[Dataset extract Boundary: Start]
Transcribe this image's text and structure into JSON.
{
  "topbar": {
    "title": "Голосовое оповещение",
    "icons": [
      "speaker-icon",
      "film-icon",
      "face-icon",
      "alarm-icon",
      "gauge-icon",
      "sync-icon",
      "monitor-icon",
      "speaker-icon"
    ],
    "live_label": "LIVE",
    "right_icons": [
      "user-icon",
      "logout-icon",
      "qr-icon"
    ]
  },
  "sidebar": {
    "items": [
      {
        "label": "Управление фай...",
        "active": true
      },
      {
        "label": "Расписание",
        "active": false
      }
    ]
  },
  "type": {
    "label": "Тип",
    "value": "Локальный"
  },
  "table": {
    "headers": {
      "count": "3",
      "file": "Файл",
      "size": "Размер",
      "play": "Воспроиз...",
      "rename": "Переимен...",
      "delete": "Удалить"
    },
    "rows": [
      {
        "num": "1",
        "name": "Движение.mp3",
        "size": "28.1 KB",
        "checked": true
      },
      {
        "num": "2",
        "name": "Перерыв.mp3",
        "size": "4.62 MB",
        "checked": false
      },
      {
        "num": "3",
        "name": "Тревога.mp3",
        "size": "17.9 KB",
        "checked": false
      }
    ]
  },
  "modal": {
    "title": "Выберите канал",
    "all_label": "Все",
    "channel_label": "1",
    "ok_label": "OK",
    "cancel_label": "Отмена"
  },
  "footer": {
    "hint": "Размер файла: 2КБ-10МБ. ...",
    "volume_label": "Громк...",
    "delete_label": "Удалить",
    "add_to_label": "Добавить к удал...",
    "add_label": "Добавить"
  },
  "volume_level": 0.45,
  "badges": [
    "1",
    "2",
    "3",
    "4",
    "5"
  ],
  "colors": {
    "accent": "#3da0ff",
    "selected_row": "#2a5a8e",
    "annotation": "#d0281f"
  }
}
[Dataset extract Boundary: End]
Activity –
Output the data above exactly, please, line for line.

Task answer –
Transcribe this image's text and structure into JSON.
{
  "topbar": {
    "title": "Голосовое оповещение",
    "icons": [
      "speaker-icon",
      "film-icon",
      "face-icon",
      "alarm-icon",
      "gauge-icon",
      "sync-icon",
      "monitor-icon",
      "speaker-icon"
    ],
    "live_label": "LIVE",
    "right_icons": [
      "user-icon",
      "logout-icon",
      "qr-icon"
    ]
  },
  "sidebar": {
    "items": [
      {
        "label": "Управление фай...",
        "active": true
      },
      {
        "label": "Расписание",
        "active": false
      }
    ]
  },
  "type": {
    "label": "Тип",
    "value": "Локальный"
  },
  "table": {
    "headers": {
      "count": "3",
      "file": "Файл",
      "size": "Размер",
      "play": "Воспроиз...",
      "rename": "Переимен...",
      "delete": "Удалить"
    },
    "rows": [
      {
        "num": "1",
        "name": "Движение.mp3",
        "size": "28.1 KB",
        "checked": true
      },
      {
        "num": "2",
        "name": "Перерыв.mp3",
        "size": "4.62 MB",
        "checked": false
      },
      {
        "num": "3",
        "name": "Тревога.mp3",
        "size": "17.9 KB",
        "checked": false
      }
    ]
  },
  "modal": {
    "title": "Выберите канал",
    "all_label": "Все",
    "channel_label": "1",
    "ok_label": "OK",
    "cancel_label": "Отмена"
  },
  "footer": {
    "hint": "Размер файла: 2КБ-10МБ. ...",
    "volume_label": "Громк...",
    "delete_label": "Удалить",
    "add_to_label": "Добавить к удал...",
    "add_label": "Добавить"
  },
  "volume_level": 0.45,
  "badges": [
    "1",
    "2",
    "3",
    "4",
    "5"
  ],
  "colors": {
    "accent": "#3da0ff",
    "selected_row": "#2a5a8e",
    "annotation": "#d0281f"
  }
}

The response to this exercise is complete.